Stephanie had been pretty angry last night. He could still
smell the traces of her Taboo perfume. And his neck
felt wet. Perhaps she tried to slice his jugular. He got up
and headed for the bathroom mirror.
A blood curdling scream confirmed his view that he was needed.
Drake shuffled to the window and threw back the curtains. He
saw a woman fighting three people. She threw left and right
combinations like Layla Ali, rocked each person snapping at her.
And old lady Yumloudy, without her dentures, was one of them.
"Zombies?" he screeched when one of the crowd bit into the
woman’s neck, "Either that or my neighbors have turned into
Turning to head to his secret compartment under the floor of
the closet, his feet felt heavy, hard to control. He’d
wondered if he were having a stroke. After finding out

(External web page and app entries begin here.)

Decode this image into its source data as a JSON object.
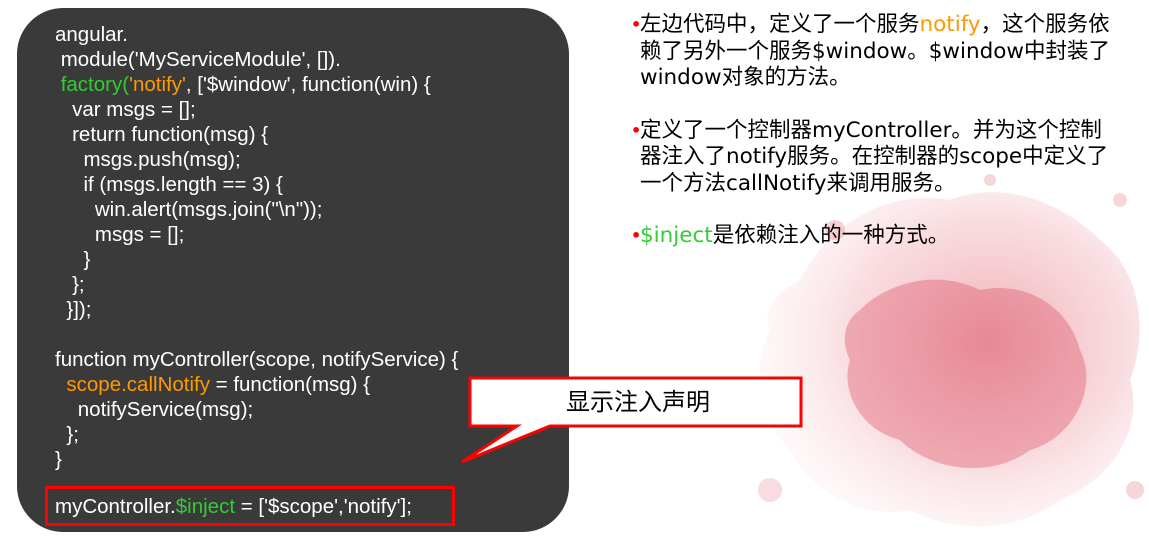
{
  "code": {
    "lines": [
      [
        {
          "t": "angular."
        }
      ],
      [
        {
          "t": " module('MyServiceModule', [])."
        }
      ],
      [
        {
          "t": " "
        },
        {
          "t": "factory(",
          "c": "green"
        },
        {
          "t": "'notify'",
          "c": "orange"
        },
        {
          "t": ", ['$window', function(win) {"
        }
      ],
      [
        {
          "t": "   var msgs = [];"
        }
      ],
      [
        {
          "t": "   return function(msg) {"
        }
      ],
      [
        {
          "t": "     msgs.push(msg);"
        }
      ],
      [
        {
          "t": "     if (msgs.length == 3) {"
        }
      ],
      [
        {
          "t": "       win.alert(msgs.join(\"\\n\"));"
        }
      ],
      [
        {
          "t": "       msgs = [];"
        }
      ],
      [
        {
          "t": "     }"
        }
      ],
      [
        {
          "t": "   };"
        }
      ],
      [
        {
          "t": "  }]);"
        }
      ],
      [
        {
          "t": ""
        }
      ],
      [
        {
          "t": "function myController(scope, notifyService) {"
        }
      ],
      [
        {
          "t": "  "
        },
        {
          "t": "scope.callNotify",
          "c": "orange"
        },
        {
          "t": " = function(msg) {"
        }
      ],
      [
        {
          "t": "    notifyService(msg);"
        }
      ],
      [
        {
          "t": "  };"
        }
      ],
      [
        {
          "t": "}"
        }
      ]
    ],
    "inject_line": [
      {
        "t": "myController."
      },
      {
        "t": "$inject",
        "c": "green"
      },
      {
        "t": " = ['$scope','notify'];"
      }
    ]
  },
  "callout": {
    "text": "显示注入声明"
  },
  "notes": [
    [
      {
        "t": "左边代码中，定义了一个服务"
      },
      {
        "t": "notify",
        "c": "orange"
      },
      {
        "t": "，这个服务依赖了另外一个服务$window。$window中封装了window对象的方法。"
      }
    ],
    [
      {
        "t": "定义了一个控制器myController。并为这个控制器注入了notify服务。在控制器的scope中定义了一个方法callNotify来调用服务。"
      }
    ],
    [
      {
        "t": "$inject",
        "c": "green"
      },
      {
        "t": "是依赖注入的一种方式。"
      }
    ]
  ],
  "colors": {
    "green": "#33cc33",
    "orange": "#ff9900",
    "red": "#ff0000",
    "panel": "#3a3a3a"
  }
}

Mightyman was suffering from arthritis and Flatulantman had
ulcers, he knew that at age fifty-four some malady was bound to
catch up with him, sooner or later.
He rubbed his neck. It stung from the touch. And
the liquid substance was slippery, definitely not water.
Drake clicked the small closet light, moved the carpet, and
lifted the lid to the compartment. He yanked the suit,
wiggled into it, and tugged the zipper up to his neck; felt pain.
Beginning to feel depressed, he tried to pep himself up by
reciting the poem a little kid wrote just for the Apparition.
"If perchance you’re walking alone one dark and chilly night,
attacked by thugs, you don’t have a phone, and there’s not a cop
in sight. That’s the time the Apparition appears makes you
wonder if you’re seeing double, eliminating your present fears as
he works to dismantle your trouble."
He stuck out his chest, turned, and shambled towards the
bathroom mirror, left the mask behind.
A commotion outside the living room window drew his attention.
Moving the curtains, he spotted Josephine the bartender from
Zino’s Bar, attorney Jake Smith, and a policeman hovering over
something. He furrowed his brow, trained his eyes.
They appeared to be eating chitterlings with hot sauce.
"Brai . . ." His stomach growled. It had always troubled
him how zombies supposedly got the brains out of their victims.
"Brains." He wondered why he acted like he had Tourette’s
Syndrome. Moving first one foot, then the other, he tried to
steady himself. "I’m not the Flash, but." The longer he
shambled, the more confused he got. "I’m not the Turtle
A chilled breeze slapped him in the face. The door had
been left open.
It alarmed him that anyone could have entered the house last
night as he slept; even zombies, if there were such a thing.
"Bilocate," he said, tried to grab hold of his inner power.
He found himself rambling towards both Josephine and Mrs.
Yumloudy’s victims. He licked his lips when he saw pieces of
brain lying in the street.
"Unbilocate," he said, struggled to speak coherently, "If I’m a
zombie, no use super powers, no do evil." The command worked
and he found himself shuffling towards Mrs. Yumloudy’s group.
Hearing another scream, Drake looked to his left. A mailwoman,
Boy Scout, Joe the neighborhood Grocer, and Stephanie each held a
"Steph," he mumbled loudly. His stomach grumbled.
He raised his right arm and shambled in her direction. She
raised her head, stared at him. That looked like a smile she was
forming on her blood caked lips. They wouldn’t have to break
up after all.